Task details
Within the entries below, every line containing "amount" is to be copied.

### Given records ###

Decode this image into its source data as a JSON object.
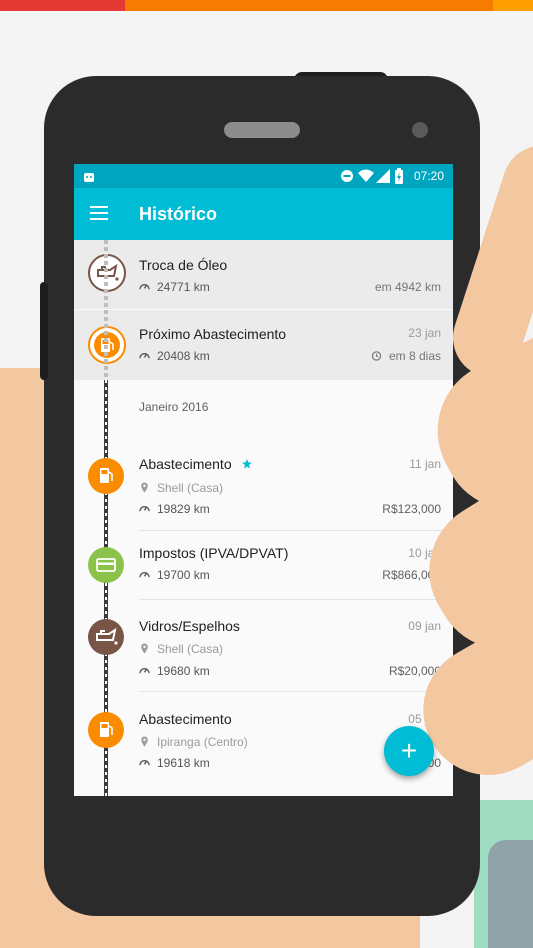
{
  "colors": {
    "accent": "#00bcd4",
    "status_bar": "#00a5bf",
    "orange": "#fb8c00",
    "brown": "#795548",
    "green": "#8bc34a",
    "skin": "#f3c8a0"
  },
  "status_bar": {
    "time": "07:20"
  },
  "app_bar": {
    "title": "Histórico",
    "menu_icon": "hamburger-menu-icon"
  },
  "upcoming": [
    {
      "icon": "oil-can-icon",
      "title": "Troca de Óleo",
      "odometer": "24771 km",
      "due": "em 4942 km"
    },
    {
      "icon": "fuel-pump-icon",
      "title": "Próximo Abastecimento",
      "date": "23 jan",
      "odometer": "20408 km",
      "due": "em 8 dias"
    }
  ],
  "month_header": "Janeiro 2016",
  "entries": [
    {
      "icon": "fuel-pump-icon",
      "title": "Abastecimento",
      "date": "11 jan",
      "place": "Shell (Casa)",
      "odometer": "19829 km",
      "amount": "R$123,000",
      "starred": true
    },
    {
      "icon": "credit-card-icon",
      "title": "Impostos (IPVA/DPVAT)",
      "date": "10 jan",
      "odometer": "19700 km",
      "amount": "R$866,000"
    },
    {
      "icon": "oil-can-icon",
      "title": "Vidros/Espelhos",
      "date": "09 jan",
      "place": "Shell (Casa)",
      "odometer": "19680 km",
      "amount": "R$20,000"
    },
    {
      "icon": "fuel-pump-icon",
      "title": "Abastecimento",
      "date": "05 jan",
      "place": "Ipiranga (Centro)",
      "odometer": "19618 km",
      "amount": "R$50,000"
    }
  ],
  "fab": {
    "label": "+"
  }
}
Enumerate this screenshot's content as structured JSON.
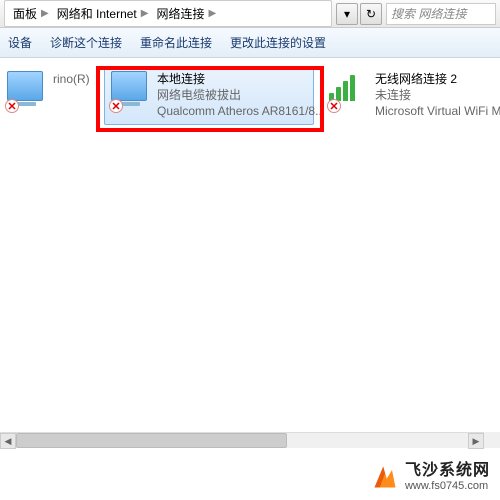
{
  "breadcrumb": {
    "items": [
      "面板",
      "网络和 Internet",
      "网络连接"
    ]
  },
  "search": {
    "placeholder": "搜索 网络连接"
  },
  "toolbar": {
    "items": [
      "设备",
      "诊断这个连接",
      "重命名此连接",
      "更改此连接的设置"
    ]
  },
  "connections": [
    {
      "title": "",
      "status": "",
      "adapter": "rino(R) Wireless-N...",
      "icon": "wired",
      "error": true,
      "selected": false
    },
    {
      "title": "本地连接",
      "status": "网络电缆被拔出",
      "adapter": "Qualcomm Atheros AR8161/8...",
      "icon": "wired",
      "error": true,
      "selected": true
    },
    {
      "title": "无线网络连接 2",
      "status": "未连接",
      "adapter": "Microsoft Virtual WiFi Minip",
      "icon": "wifi",
      "error": true,
      "selected": false
    }
  ],
  "watermark": {
    "title": "飞沙系统网",
    "url": "www.fs0745.com"
  }
}
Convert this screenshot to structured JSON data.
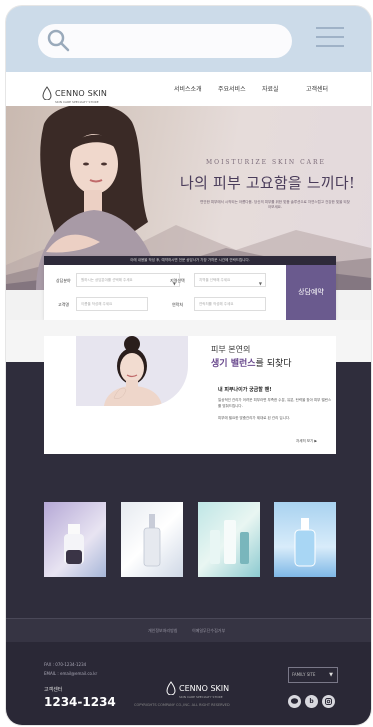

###

Solution
      "amount": "R$123,000",
      "amount": "R$866,000"
      "amount": "R$20,000"
      "amount": "R$50,000"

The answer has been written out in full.